Most types of income are taxable, but some are not. Income can include money, property or services that you receive. Here are some examples of income that are usually not taxable:
• Child support payments;
• Gifts, bequests and inheritances;
• Welfare benefits;
• Damage awards for physical injury or sickness;
• Cash rebates from a dealer or manufacturer for an item you buy; and
• Reimbursements for qualified adoption expenses.
Some income is not taxable except under certain conditions. Examples include:
• Life insurance proceeds paid to you because of an insured person’s death are usually not taxable. However, if you redeem a life insurance policy for cash, any amount that is more than the cost of the policy is taxable.
• Income you get from a qualified scholarship is normally not taxable. Amounts you use for certain costs, such as tuition and required course books, are not taxable. However, amounts used for room and board are taxable.
All income, such as wages and tips, is taxable unless the law specifically excludes it. This includes non-cash income from bartering – the exchange of property or services. Both parties must include the fair market value of goods or services received as income on their tax return.
Contributing money and property are ways that you can support a charitable cause, but in order for your donation to be tax-deductible, certain conditions must be met. Read on for six things the IRS wants taxpayers to know about deductibility of donations.

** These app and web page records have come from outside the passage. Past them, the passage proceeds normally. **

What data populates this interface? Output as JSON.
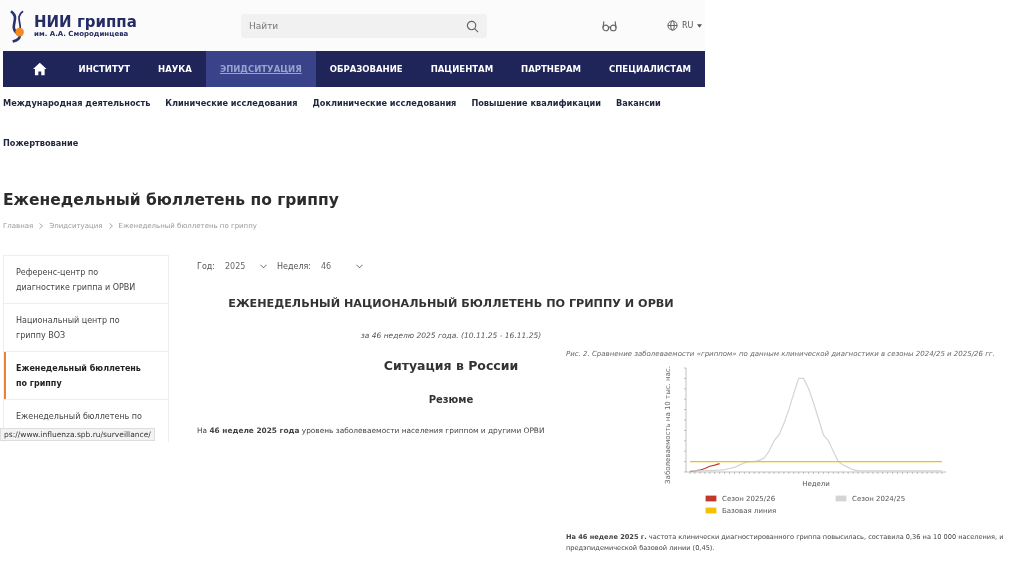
{
  "header": {
    "logo_title": "НИИ гриппа",
    "logo_subtitle": "им. А.А. Смородинцева",
    "search": {
      "placeholder": "Найти"
    },
    "language": "RU"
  },
  "main_nav": [
    {
      "label": "ИНСТИТУТ",
      "selected": false
    },
    {
      "label": "НАУКА",
      "selected": false
    },
    {
      "label": "ЭПИДСИТУАЦИЯ",
      "selected": true
    },
    {
      "label": "ОБРАЗОВАНИЕ",
      "selected": false
    },
    {
      "label": "ПАЦИЕНТАМ",
      "selected": false
    },
    {
      "label": "ПАРТНЕРАМ",
      "selected": false
    },
    {
      "label": "СПЕЦИАЛИСТАМ",
      "selected": false
    }
  ],
  "sub_nav": [
    "Международная деятельность",
    "Клинические исследования",
    "Доклинические исследования",
    "Повышение квалификации",
    "Вакансии",
    "Пожертвование"
  ],
  "page_title": "Еженедельный бюллетень по гриппу",
  "breadcrumbs": [
    "Главная",
    "Эпидситуация",
    "Еженедельный бюллетень по гриппу"
  ],
  "sidebar": [
    {
      "label": "Референс-центр по диагностике гриппа и ОРВИ",
      "selected": false
    },
    {
      "label": "Национальный центр по гриппу ВОЗ",
      "selected": false
    },
    {
      "label": "Еженедельный бюллетень по гриппу",
      "selected": true
    },
    {
      "label": "Еженедельный бюллетень по",
      "selected": false
    }
  ],
  "filters": [
    {
      "label": "Год:",
      "value": "2025"
    },
    {
      "label": "Неделя:",
      "value": "46"
    }
  ],
  "bulletin_title": "ЕЖЕНЕДЕЛЬНЫЙ НАЦИОНАЛЬНЫЙ БЮЛЛЕТЕНЬ ПО ГРИППУ И ОРВИ",
  "bulletin_period": "за 46 неделю 2025 года. (10.11.25 - 16.11.25)",
  "section_title": "Ситуация в России",
  "summary_title": "Резюме",
  "summary_text": "На **46 неделе 2025 года** уровень заболеваемости населения гриппом и другими ОРВИ",
  "status_url": "ps://www.influenza.spb.ru/surveillance/",
  "figure": {
    "caption": "Рис. 2. Сравнение заболеваемости «гриппом» по данным клинической диагностики в сезоны 2024/25 и 2025/26 гг.",
    "ylabel": "Заболеваемость на 10 тыс. нас.",
    "xlabel": "Недели",
    "legend": [
      {
        "label": "Сезон 2025/26",
        "color": "#c0392b"
      },
      {
        "label": "Сезон 2024/25",
        "color": "#d4d4d4"
      },
      {
        "label": "Базовая линия",
        "color": "#f2c200"
      }
    ],
    "text": "**На 46 неделе 2025 г.** частота клинически диагностированного гриппа повысилась, составила 0,36 на 10 000 населения, и",
    "text_2": "предэпидемической базовой линии (0,45)."
  }
}
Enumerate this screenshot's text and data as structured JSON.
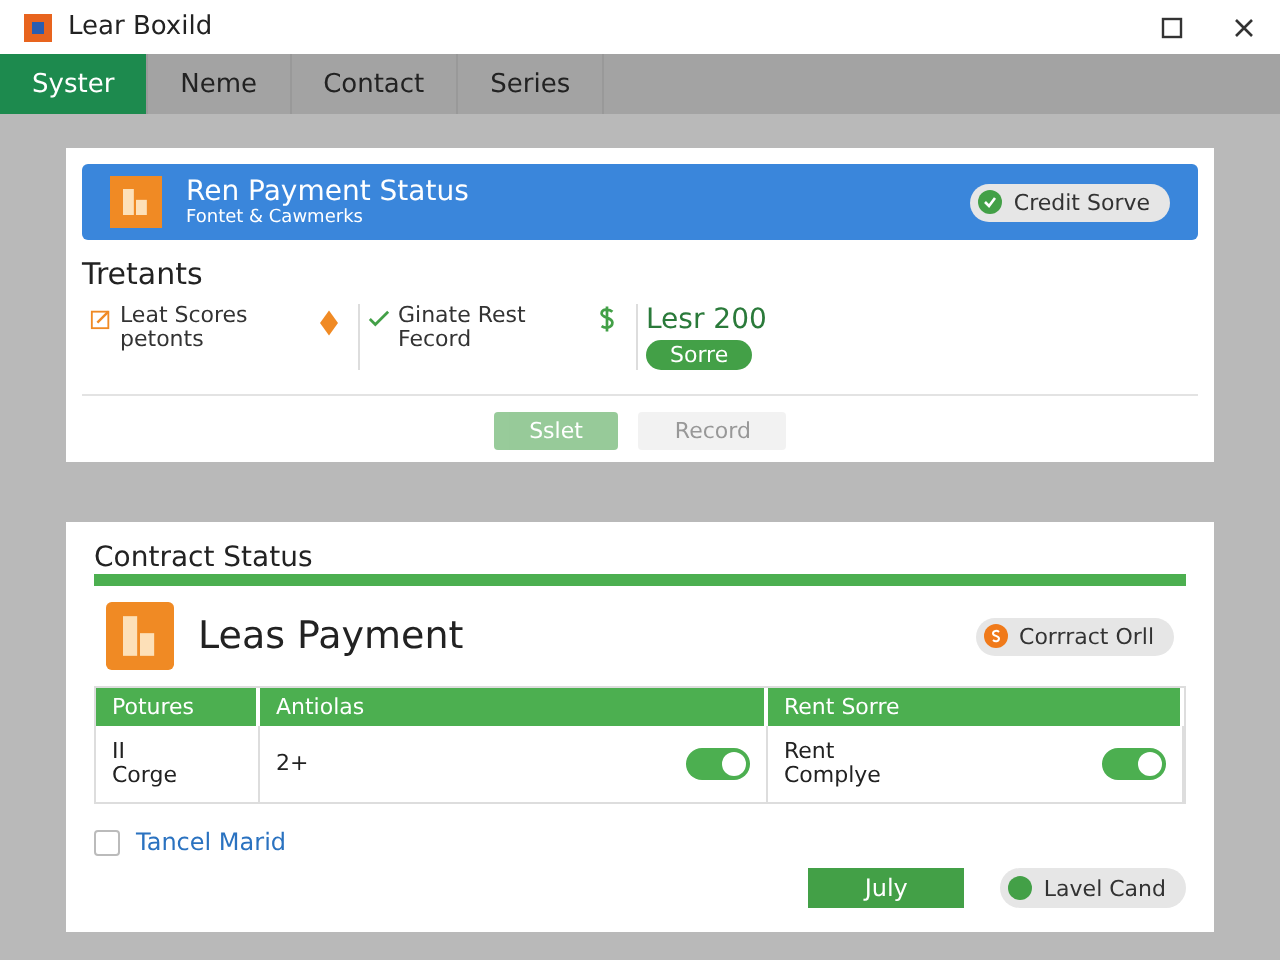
{
  "window": {
    "title": "Lear Boxild"
  },
  "tabs": [
    {
      "label": "Syster",
      "selected": true
    },
    {
      "label": "Neme",
      "selected": false
    },
    {
      "label": "Contact",
      "selected": false
    },
    {
      "label": "Series",
      "selected": false
    }
  ],
  "header": {
    "title": "Ren Payment Status",
    "subtitle": "Fontet & Cawmerks",
    "badge": "Credit Sorve"
  },
  "tenants": {
    "title": "Tretants",
    "items": [
      {
        "kind": "edit",
        "text": "Leat Scores\npetonts"
      },
      {
        "kind": "check",
        "text": "Ginate Rest\nFecord"
      },
      {
        "kind": "amount",
        "text": "Lesr 200",
        "tag": "Sorre"
      }
    ]
  },
  "actions": [
    {
      "label": "Sslet",
      "disabled": true
    },
    {
      "label": "Record",
      "disabled": true
    }
  ],
  "contract": {
    "title": "Contract Status",
    "name": "Leas Payment",
    "badge": "Corrract Orll",
    "columns": [
      "Potures",
      "Antiolas",
      "Rent Sorre"
    ],
    "row": [
      {
        "text": "II\nCorge"
      },
      {
        "text": "2+",
        "on": true
      },
      {
        "text": "Rent\nComplye",
        "on": true
      }
    ],
    "checkbox": {
      "label": "Tancel Marid",
      "checked": false
    },
    "buttons": [
      {
        "kind": "primary",
        "label": "July"
      },
      {
        "kind": "pill",
        "label": "Lavel Cand"
      }
    ]
  }
}
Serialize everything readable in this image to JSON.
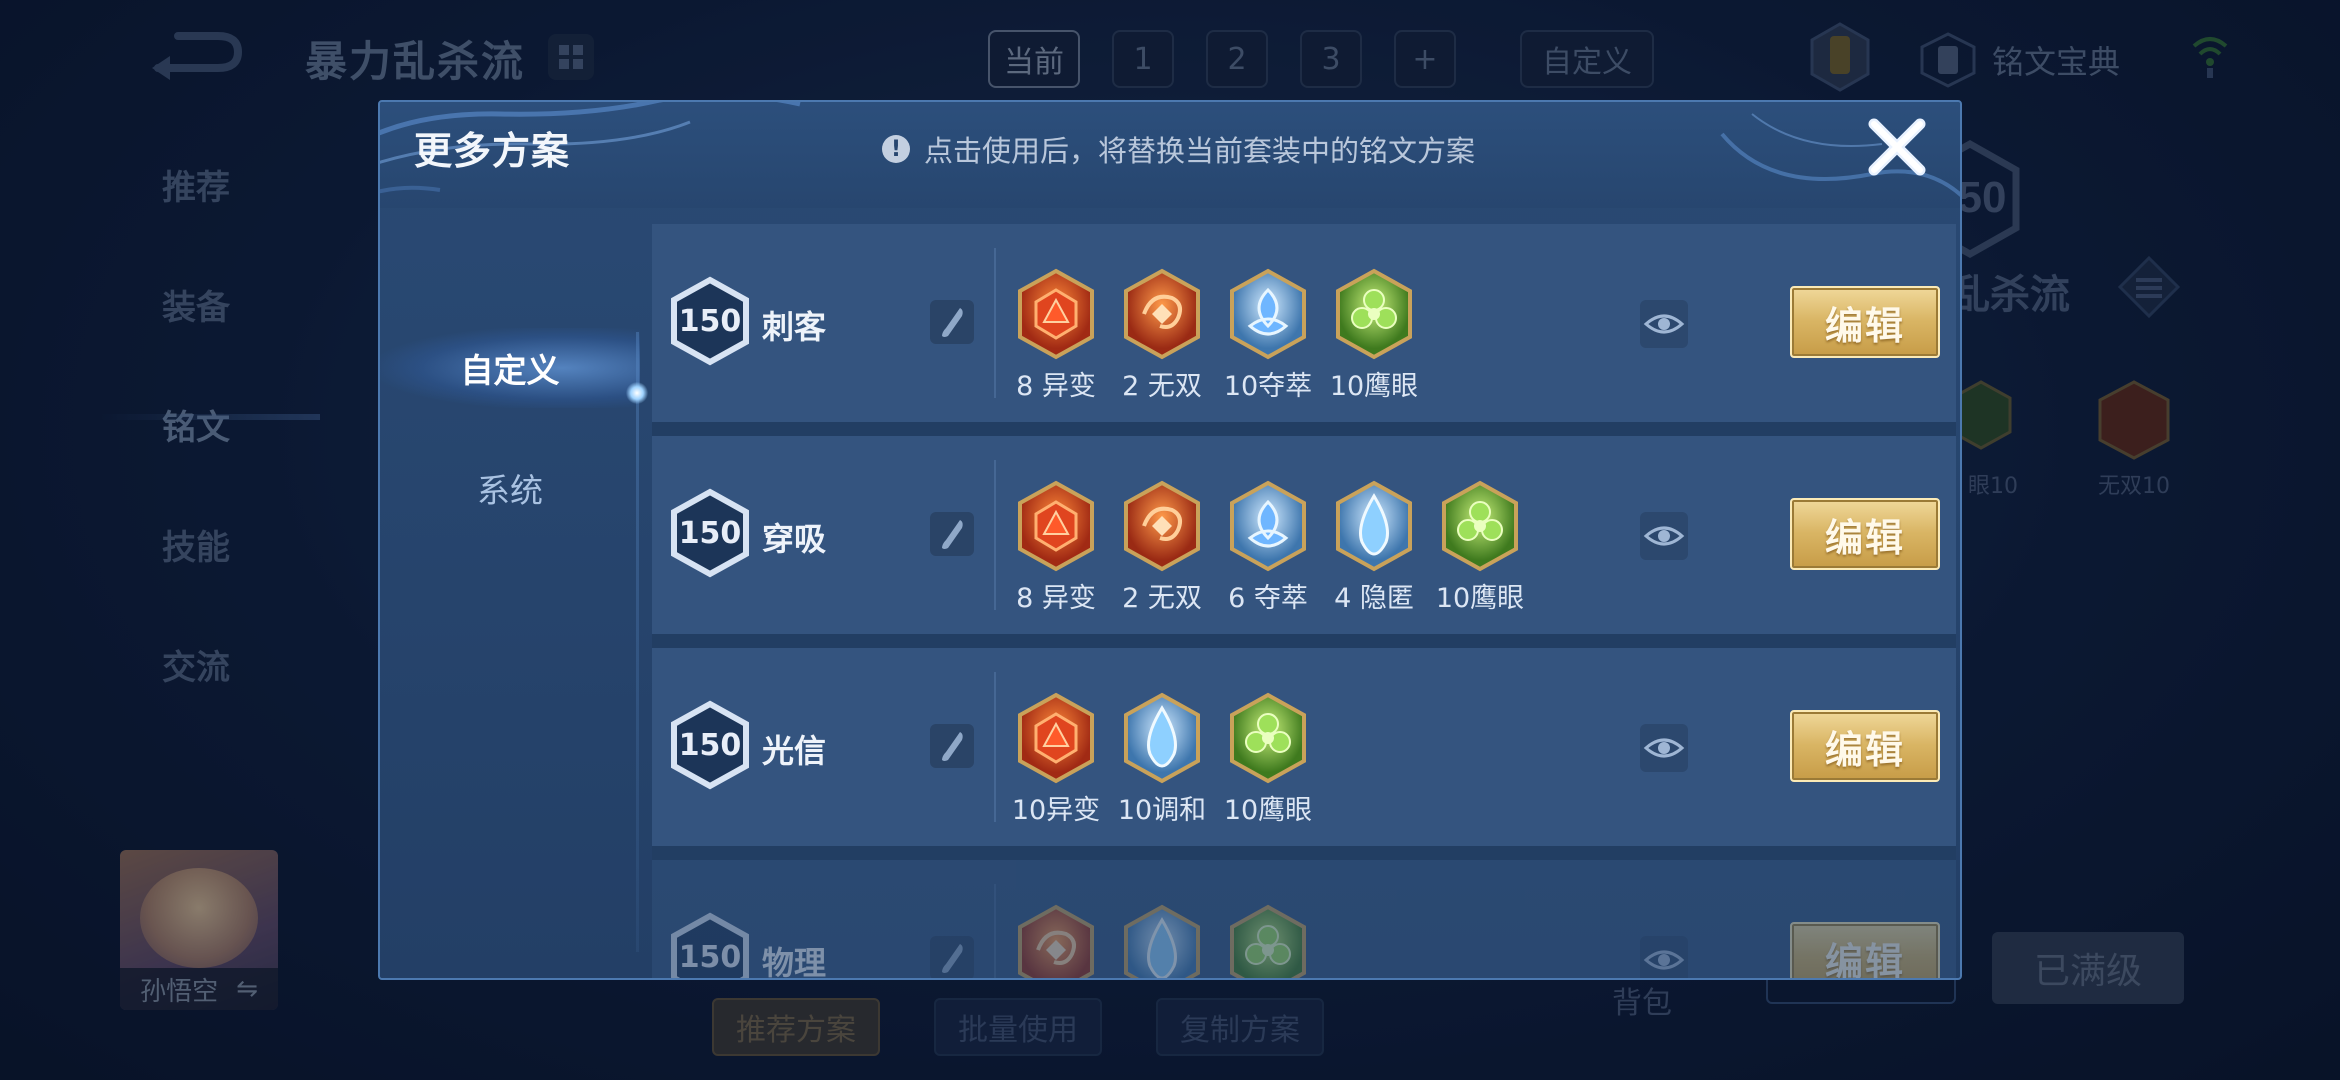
{
  "background": {
    "plan_title": "暴力乱杀流",
    "top_tabs": [
      "当前",
      "1",
      "2",
      "3",
      "+"
    ],
    "custom_tab": "自定义",
    "dictionary_label": "铭文宝典",
    "side_nav": [
      "推荐",
      "装备",
      "铭文",
      "技能",
      "交流"
    ],
    "hero_name": "孙悟空",
    "hero_switch_icon": "⇋",
    "level": "50",
    "right_plan_title": "乱杀流",
    "right_gem_labels": [
      "眼10",
      "无双10"
    ],
    "bag_label": "背包",
    "max_level_button": "已满级",
    "bottom_buttons": [
      "推荐方案",
      "批量使用",
      "复制方案"
    ]
  },
  "modal": {
    "title": "更多方案",
    "notice_icon": "!",
    "notice": "点击使用后，将替换当前套装中的铭文方案",
    "close_icon": "close-icon",
    "side_tabs": [
      "自定义",
      "系统"
    ],
    "edit_label": "编辑",
    "plans": [
      {
        "level": "150",
        "name": "刺客",
        "gems": [
          {
            "label": "8 异变",
            "kind": "red-hex"
          },
          {
            "label": "2 无双",
            "kind": "red-swirl"
          },
          {
            "label": "10夺萃",
            "kind": "blue-knot"
          },
          {
            "label": "10鹰眼",
            "kind": "green-clover"
          }
        ]
      },
      {
        "level": "150",
        "name": "穿吸",
        "gems": [
          {
            "label": "8 异变",
            "kind": "red-hex"
          },
          {
            "label": "2 无双",
            "kind": "red-swirl"
          },
          {
            "label": "6 夺萃",
            "kind": "blue-knot"
          },
          {
            "label": "4 隐匿",
            "kind": "blue-drop"
          },
          {
            "label": "10鹰眼",
            "kind": "green-clover"
          }
        ]
      },
      {
        "level": "150",
        "name": "光信",
        "gems": [
          {
            "label": "10异变",
            "kind": "red-hex"
          },
          {
            "label": "10调和",
            "kind": "blue-drop"
          },
          {
            "label": "10鹰眼",
            "kind": "green-clover"
          }
        ]
      },
      {
        "level": "150",
        "name": "物理",
        "gems": [
          {
            "label": "",
            "kind": "red-swirl"
          },
          {
            "label": "",
            "kind": "blue-drop"
          },
          {
            "label": "",
            "kind": "green-clover"
          }
        ]
      }
    ]
  }
}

1. Tax-exempt status. Contributions must be made to qualified charitable organizations to be deductible. Ask the charity about its tax-exempt status, or look for it on IRS.gov in the Exempt Organizations Select Check, an online search tool that allows users to select an exempt organization and check certain information about its federal tax status as well as information about tax forms an organization may file that are available for public review. This search tool can also be used to find which charities have had their exempt status automatically revoked.